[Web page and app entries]
_ _ _

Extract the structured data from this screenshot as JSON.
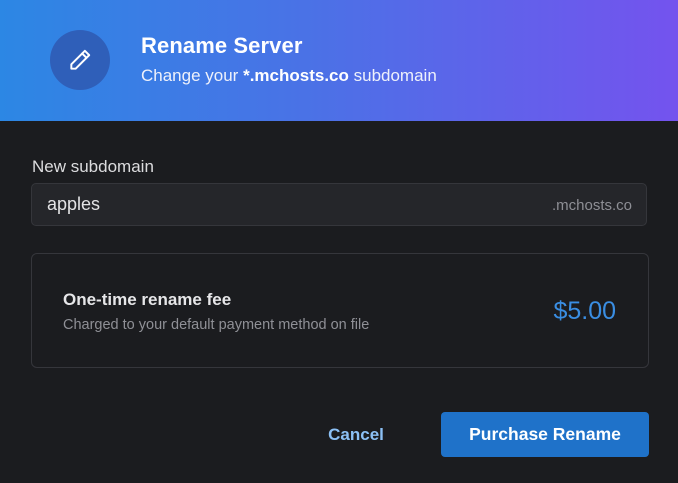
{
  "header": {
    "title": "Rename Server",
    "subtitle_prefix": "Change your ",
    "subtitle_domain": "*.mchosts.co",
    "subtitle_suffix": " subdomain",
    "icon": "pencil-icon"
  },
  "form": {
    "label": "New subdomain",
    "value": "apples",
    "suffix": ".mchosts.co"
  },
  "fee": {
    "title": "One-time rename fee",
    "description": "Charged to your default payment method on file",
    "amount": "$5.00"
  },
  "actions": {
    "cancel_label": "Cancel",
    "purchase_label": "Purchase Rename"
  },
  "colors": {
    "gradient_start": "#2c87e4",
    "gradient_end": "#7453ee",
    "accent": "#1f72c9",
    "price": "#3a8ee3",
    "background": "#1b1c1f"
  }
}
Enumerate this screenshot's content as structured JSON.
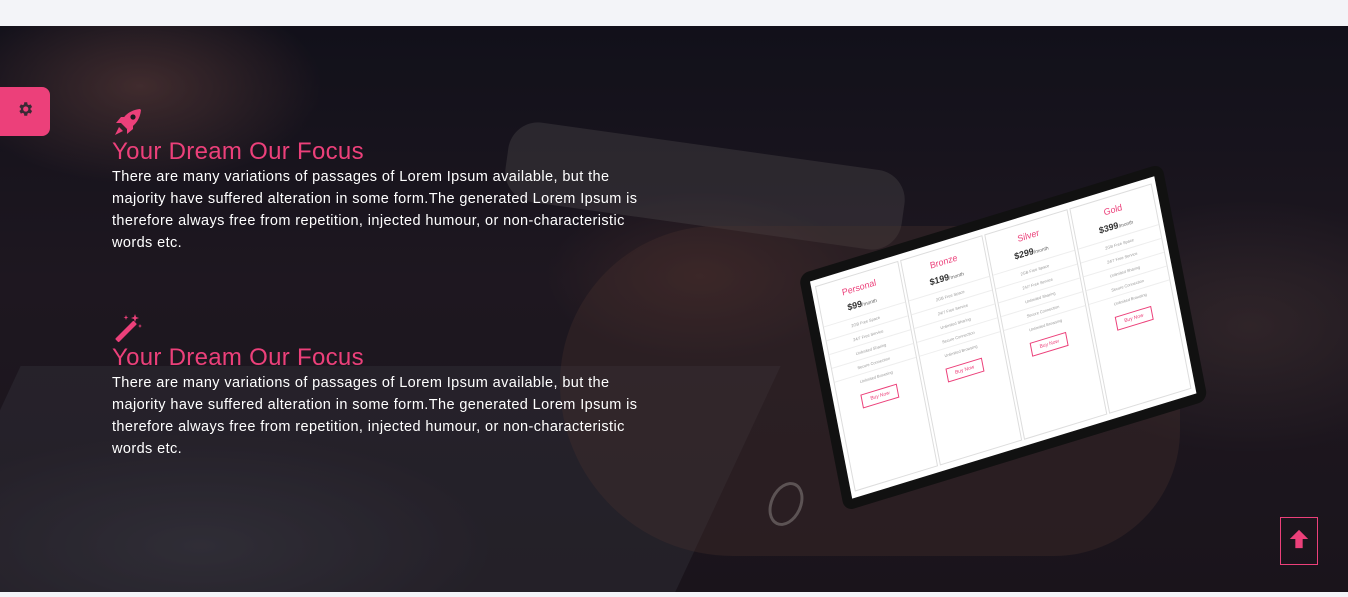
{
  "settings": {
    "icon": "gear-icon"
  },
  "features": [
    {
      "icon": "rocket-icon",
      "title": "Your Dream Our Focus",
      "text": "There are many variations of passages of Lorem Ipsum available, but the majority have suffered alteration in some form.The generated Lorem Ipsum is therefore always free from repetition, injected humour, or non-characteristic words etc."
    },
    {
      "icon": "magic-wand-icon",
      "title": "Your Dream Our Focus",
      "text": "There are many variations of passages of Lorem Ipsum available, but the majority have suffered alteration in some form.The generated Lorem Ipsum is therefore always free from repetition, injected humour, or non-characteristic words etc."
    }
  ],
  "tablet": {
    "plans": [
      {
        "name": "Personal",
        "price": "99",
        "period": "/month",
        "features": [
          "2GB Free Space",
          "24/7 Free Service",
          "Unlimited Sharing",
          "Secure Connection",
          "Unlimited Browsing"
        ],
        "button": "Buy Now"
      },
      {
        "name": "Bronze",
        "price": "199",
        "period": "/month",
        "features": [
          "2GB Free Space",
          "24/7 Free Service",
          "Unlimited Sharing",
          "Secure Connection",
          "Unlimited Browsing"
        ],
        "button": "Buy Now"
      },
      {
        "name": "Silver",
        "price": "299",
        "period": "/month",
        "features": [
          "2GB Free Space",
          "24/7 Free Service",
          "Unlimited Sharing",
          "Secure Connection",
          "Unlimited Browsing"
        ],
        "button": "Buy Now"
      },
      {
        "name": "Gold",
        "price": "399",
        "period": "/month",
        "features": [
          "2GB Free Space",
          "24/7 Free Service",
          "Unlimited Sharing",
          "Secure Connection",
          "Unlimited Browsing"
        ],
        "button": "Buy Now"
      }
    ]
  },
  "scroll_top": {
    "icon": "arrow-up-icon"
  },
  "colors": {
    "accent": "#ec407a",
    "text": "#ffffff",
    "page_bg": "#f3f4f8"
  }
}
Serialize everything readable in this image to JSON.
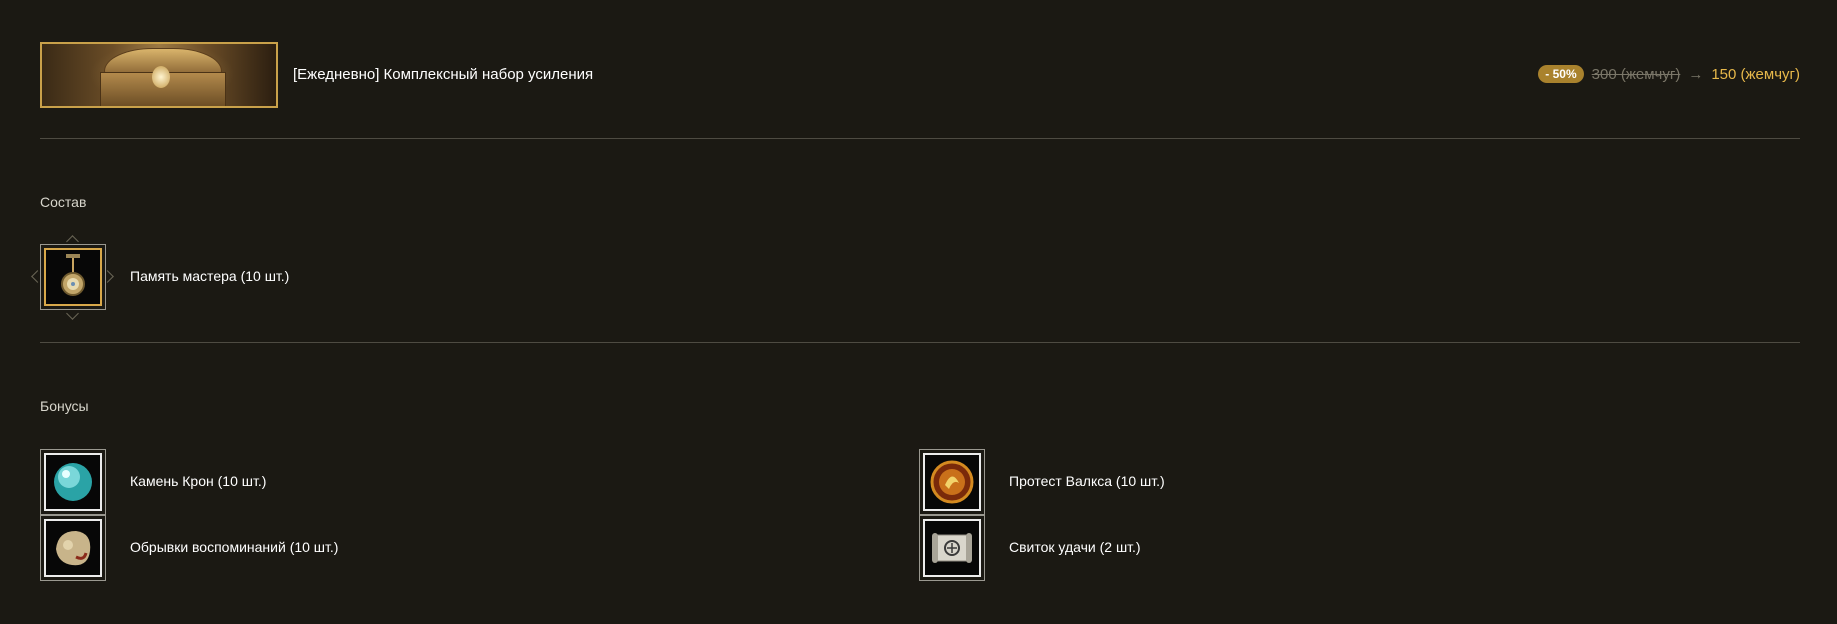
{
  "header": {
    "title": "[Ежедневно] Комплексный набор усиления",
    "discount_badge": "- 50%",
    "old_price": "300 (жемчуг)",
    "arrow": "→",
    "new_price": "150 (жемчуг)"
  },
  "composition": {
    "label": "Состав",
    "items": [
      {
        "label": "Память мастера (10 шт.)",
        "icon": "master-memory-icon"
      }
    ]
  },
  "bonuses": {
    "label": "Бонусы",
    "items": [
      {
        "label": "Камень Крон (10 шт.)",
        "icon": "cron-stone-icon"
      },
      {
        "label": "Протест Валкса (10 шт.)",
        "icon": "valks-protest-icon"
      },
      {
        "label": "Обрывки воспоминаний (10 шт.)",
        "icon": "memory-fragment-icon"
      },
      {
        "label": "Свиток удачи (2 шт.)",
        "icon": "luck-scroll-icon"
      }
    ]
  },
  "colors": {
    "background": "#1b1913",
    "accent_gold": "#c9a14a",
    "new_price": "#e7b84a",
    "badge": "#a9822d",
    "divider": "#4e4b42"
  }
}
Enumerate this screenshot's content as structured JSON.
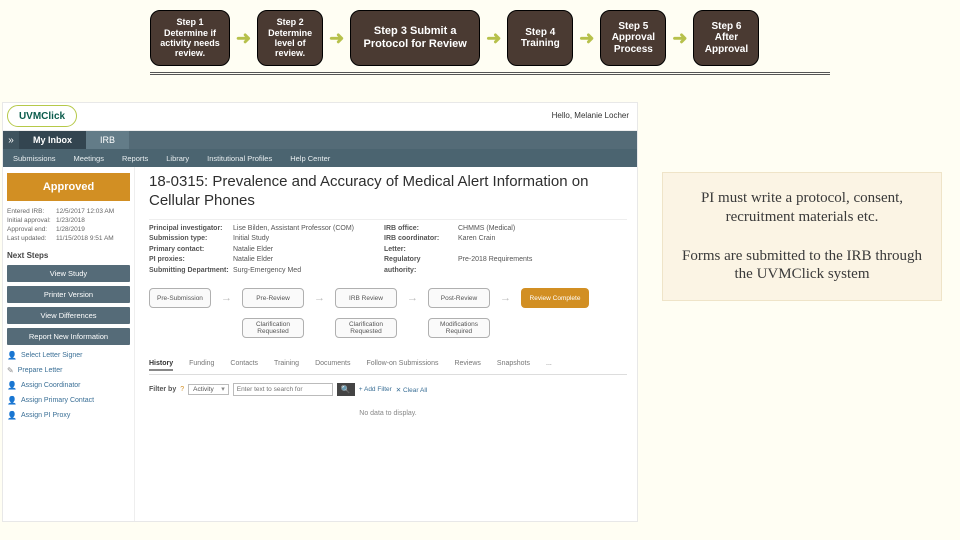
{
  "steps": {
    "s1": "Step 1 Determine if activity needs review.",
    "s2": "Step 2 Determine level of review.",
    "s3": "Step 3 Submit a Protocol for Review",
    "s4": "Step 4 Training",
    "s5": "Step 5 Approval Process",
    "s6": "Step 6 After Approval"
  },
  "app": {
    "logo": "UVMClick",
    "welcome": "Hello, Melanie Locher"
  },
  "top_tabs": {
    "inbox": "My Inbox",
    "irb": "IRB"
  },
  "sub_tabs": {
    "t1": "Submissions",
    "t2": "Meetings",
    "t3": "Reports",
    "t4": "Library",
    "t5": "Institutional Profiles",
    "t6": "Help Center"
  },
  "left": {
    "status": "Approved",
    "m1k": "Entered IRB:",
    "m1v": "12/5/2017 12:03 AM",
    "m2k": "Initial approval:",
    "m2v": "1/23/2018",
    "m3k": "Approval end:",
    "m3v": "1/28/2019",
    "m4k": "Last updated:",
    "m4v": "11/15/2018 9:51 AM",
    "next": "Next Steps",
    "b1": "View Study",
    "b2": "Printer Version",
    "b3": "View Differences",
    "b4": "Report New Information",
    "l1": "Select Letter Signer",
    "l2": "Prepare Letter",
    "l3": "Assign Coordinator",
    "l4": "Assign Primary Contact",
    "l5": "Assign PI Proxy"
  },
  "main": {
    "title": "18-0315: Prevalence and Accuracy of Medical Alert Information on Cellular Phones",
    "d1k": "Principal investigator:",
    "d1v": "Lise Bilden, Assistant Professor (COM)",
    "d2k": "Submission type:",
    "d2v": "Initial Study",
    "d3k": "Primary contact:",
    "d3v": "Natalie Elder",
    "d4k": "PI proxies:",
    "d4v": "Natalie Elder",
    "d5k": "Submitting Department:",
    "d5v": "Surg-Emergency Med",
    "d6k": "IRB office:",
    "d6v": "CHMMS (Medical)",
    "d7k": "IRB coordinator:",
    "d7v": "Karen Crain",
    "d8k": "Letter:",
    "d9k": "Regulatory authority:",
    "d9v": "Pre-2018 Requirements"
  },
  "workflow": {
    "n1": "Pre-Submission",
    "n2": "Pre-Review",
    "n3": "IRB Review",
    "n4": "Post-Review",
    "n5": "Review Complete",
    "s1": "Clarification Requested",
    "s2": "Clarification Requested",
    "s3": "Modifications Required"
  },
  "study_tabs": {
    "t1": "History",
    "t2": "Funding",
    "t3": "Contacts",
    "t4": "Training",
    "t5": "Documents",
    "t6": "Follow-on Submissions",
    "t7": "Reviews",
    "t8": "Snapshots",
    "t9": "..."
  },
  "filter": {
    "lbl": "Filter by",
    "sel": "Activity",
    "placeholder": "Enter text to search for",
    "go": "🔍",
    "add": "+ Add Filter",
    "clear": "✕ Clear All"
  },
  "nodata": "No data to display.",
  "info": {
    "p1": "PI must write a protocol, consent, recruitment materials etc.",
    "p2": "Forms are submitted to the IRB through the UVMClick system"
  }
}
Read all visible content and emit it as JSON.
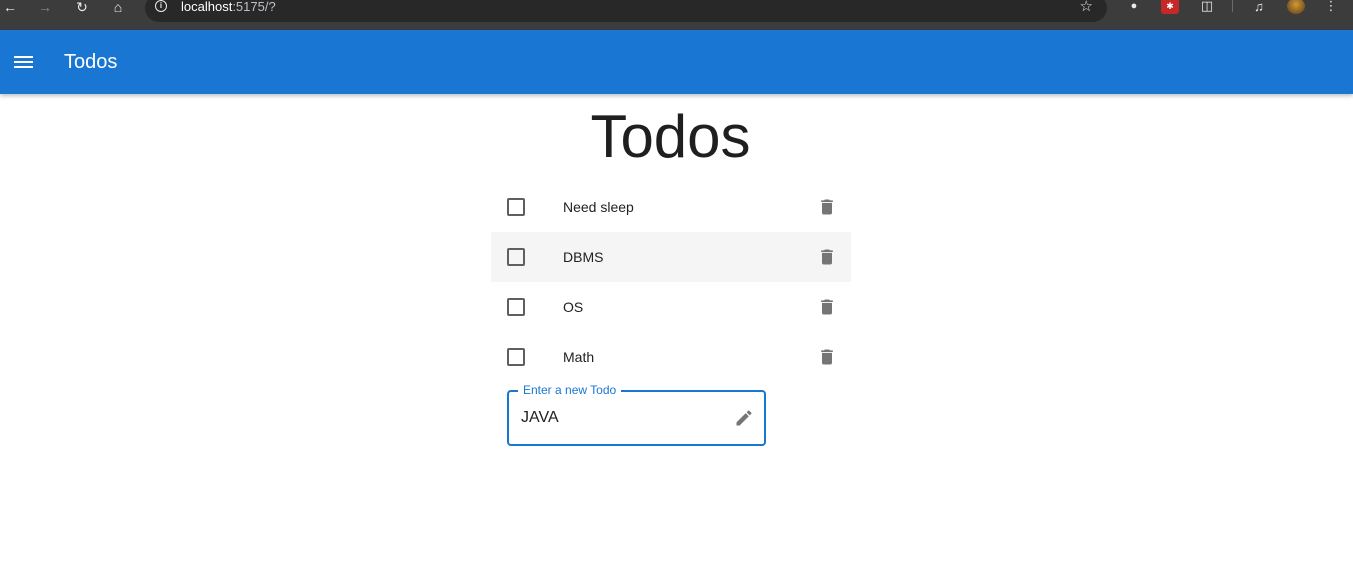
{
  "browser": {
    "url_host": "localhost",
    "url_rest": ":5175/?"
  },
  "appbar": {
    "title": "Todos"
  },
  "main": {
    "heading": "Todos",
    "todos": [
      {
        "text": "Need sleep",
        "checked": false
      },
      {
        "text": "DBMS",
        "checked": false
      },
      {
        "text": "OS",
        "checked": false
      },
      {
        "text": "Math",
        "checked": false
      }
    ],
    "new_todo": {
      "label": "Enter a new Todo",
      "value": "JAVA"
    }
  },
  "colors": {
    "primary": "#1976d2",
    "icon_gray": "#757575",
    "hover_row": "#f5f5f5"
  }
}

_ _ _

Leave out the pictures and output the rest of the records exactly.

#### Written answer:
Extract the structured data from this screenshot as JSON.
{
  "header": {
    "title": "Rename Server",
    "subtitle_prefix": "Change your ",
    "subtitle_domain": "*.mchosts.co",
    "subtitle_suffix": " subdomain",
    "icon": "pencil-icon"
  },
  "form": {
    "label": "New subdomain",
    "value": "apples",
    "suffix": ".mchosts.co"
  },
  "fee": {
    "title": "One-time rename fee",
    "description": "Charged to your default payment method on file",
    "amount": "$5.00"
  },
  "actions": {
    "cancel_label": "Cancel",
    "purchase_label": "Purchase Rename"
  },
  "colors": {
    "gradient_start": "#2c87e4",
    "gradient_end": "#7453ee",
    "accent": "#1f72c9",
    "price": "#3a8ee3",
    "background": "#1b1c1f"
  }
}
Enumerate this screenshot's content as structured JSON.
{
  "settings": {
    "icon": "gear-icon"
  },
  "features": [
    {
      "icon": "rocket-icon",
      "title": "Your Dream Our Focus",
      "text": "There are many variations of passages of Lorem Ipsum available, but the majority have suffered alteration in some form.The generated Lorem Ipsum is therefore always free from repetition, injected humour, or non-characteristic words etc."
    },
    {
      "icon": "magic-wand-icon",
      "title": "Your Dream Our Focus",
      "text": "There are many variations of passages of Lorem Ipsum available, but the majority have suffered alteration in some form.The generated Lorem Ipsum is therefore always free from repetition, injected humour, or non-characteristic words etc."
    }
  ],
  "tablet": {
    "plans": [
      {
        "name": "Personal",
        "price": "99",
        "period": "/month",
        "features": [
          "2GB Free Space",
          "24/7 Free Service",
          "Unlimited Sharing",
          "Secure Connection",
          "Unlimited Browsing"
        ],
        "button": "Buy Now"
      },
      {
        "name": "Bronze",
        "price": "199",
        "period": "/month",
        "features": [
          "2GB Free Space",
          "24/7 Free Service",
          "Unlimited Sharing",
          "Secure Connection",
          "Unlimited Browsing"
        ],
        "button": "Buy Now"
      },
      {
        "name": "Silver",
        "price": "299",
        "period": "/month",
        "features": [
          "2GB Free Space",
          "24/7 Free Service",
          "Unlimited Sharing",
          "Secure Connection",
          "Unlimited Browsing"
        ],
        "button": "Buy Now"
      },
      {
        "name": "Gold",
        "price": "399",
        "period": "/month",
        "features": [
          "2GB Free Space",
          "24/7 Free Service",
          "Unlimited Sharing",
          "Secure Connection",
          "Unlimited Browsing"
        ],
        "button": "Buy Now"
      }
    ]
  },
  "scroll_top": {
    "icon": "arrow-up-icon"
  },
  "colors": {
    "accent": "#ec407a",
    "text": "#ffffff",
    "page_bg": "#f3f4f8"
  }
}
Serialize everything readable in this image to JSON.
{
  "header": {
    "title": "[Ежедневно] Комплексный набор усиления",
    "discount_badge": "- 50%",
    "old_price": "300 (жемчуг)",
    "arrow": "→",
    "new_price": "150 (жемчуг)"
  },
  "composition": {
    "label": "Состав",
    "items": [
      {
        "label": "Память мастера (10 шт.)",
        "icon": "master-memory-icon"
      }
    ]
  },
  "bonuses": {
    "label": "Бонусы",
    "items": [
      {
        "label": "Камень Крон (10 шт.)",
        "icon": "cron-stone-icon"
      },
      {
        "label": "Протест Валкса (10 шт.)",
        "icon": "valks-protest-icon"
      },
      {
        "label": "Обрывки воспоминаний (10 шт.)",
        "icon": "memory-fragment-icon"
      },
      {
        "label": "Свиток удачи (2 шт.)",
        "icon": "luck-scroll-icon"
      }
    ]
  },
  "colors": {
    "background": "#1b1913",
    "accent_gold": "#c9a14a",
    "new_price": "#e7b84a",
    "badge": "#a9822d",
    "divider": "#4e4b42"
  }
}
Enumerate this screenshot's content as structured JSON.
{
  "steps": {
    "s1": "Step 1 Determine if activity needs review.",
    "s2": "Step 2 Determine level of review.",
    "s3": "Step 3 Submit a Protocol for Review",
    "s4": "Step 4 Training",
    "s5": "Step 5 Approval Process",
    "s6": "Step 6 After Approval"
  },
  "app": {
    "logo": "UVMClick",
    "welcome": "Hello, Melanie Locher"
  },
  "top_tabs": {
    "inbox": "My Inbox",
    "irb": "IRB"
  },
  "sub_tabs": {
    "t1": "Submissions",
    "t2": "Meetings",
    "t3": "Reports",
    "t4": "Library",
    "t5": "Institutional Profiles",
    "t6": "Help Center"
  },
  "left": {
    "status": "Approved",
    "m1k": "Entered IRB:",
    "m1v": "12/5/2017 12:03 AM",
    "m2k": "Initial approval:",
    "m2v": "1/23/2018",
    "m3k": "Approval end:",
    "m3v": "1/28/2019",
    "m4k": "Last updated:",
    "m4v": "11/15/2018 9:51 AM",
    "next": "Next Steps",
    "b1": "View Study",
    "b2": "Printer Version",
    "b3": "View Differences",
    "b4": "Report New Information",
    "l1": "Select Letter Signer",
    "l2": "Prepare Letter",
    "l3": "Assign Coordinator",
    "l4": "Assign Primary Contact",
    "l5": "Assign PI Proxy"
  },
  "main": {
    "title": "18-0315: Prevalence and Accuracy of Medical Alert Information on Cellular Phones",
    "d1k": "Principal investigator:",
    "d1v": "Lise Bilden, Assistant Professor (COM)",
    "d2k": "Submission type:",
    "d2v": "Initial Study",
    "d3k": "Primary contact:",
    "d3v": "Natalie Elder",
    "d4k": "PI proxies:",
    "d4v": "Natalie Elder",
    "d5k": "Submitting Department:",
    "d5v": "Surg-Emergency Med",
    "d6k": "IRB office:",
    "d6v": "CHMMS (Medical)",
    "d7k": "IRB coordinator:",
    "d7v": "Karen Crain",
    "d8k": "Letter:",
    "d9k": "Regulatory authority:",
    "d9v": "Pre-2018 Requirements"
  },
  "workflow": {
    "n1": "Pre-Submission",
    "n2": "Pre-Review",
    "n3": "IRB Review",
    "n4": "Post-Review",
    "n5": "Review Complete",
    "s1": "Clarification Requested",
    "s2": "Clarification Requested",
    "s3": "Modifications Required"
  },
  "study_tabs": {
    "t1": "History",
    "t2": "Funding",
    "t3": "Contacts",
    "t4": "Training",
    "t5": "Documents",
    "t6": "Follow-on Submissions",
    "t7": "Reviews",
    "t8": "Snapshots",
    "t9": "..."
  },
  "filter": {
    "lbl": "Filter by",
    "sel": "Activity",
    "placeholder": "Enter text to search for",
    "go": "🔍",
    "add": "+ Add Filter",
    "clear": "✕ Clear All"
  },
  "nodata": "No data to display.",
  "info": {
    "p1": "PI must write a protocol, consent, recruitment materials etc.",
    "p2": "Forms are submitted to the IRB through the UVMClick system"
  }
}
Read all visible content and emit it as JSON.
{
  "browser": {
    "url_host": "localhost",
    "url_rest": ":5175/?"
  },
  "appbar": {
    "title": "Todos"
  },
  "main": {
    "heading": "Todos",
    "todos": [
      {
        "text": "Need sleep",
        "checked": false
      },
      {
        "text": "DBMS",
        "checked": false
      },
      {
        "text": "OS",
        "checked": false
      },
      {
        "text": "Math",
        "checked": false
      }
    ],
    "new_todo": {
      "label": "Enter a new Todo",
      "value": "JAVA"
    }
  },
  "colors": {
    "primary": "#1976d2",
    "icon_gray": "#757575",
    "hover_row": "#f5f5f5"
  }
}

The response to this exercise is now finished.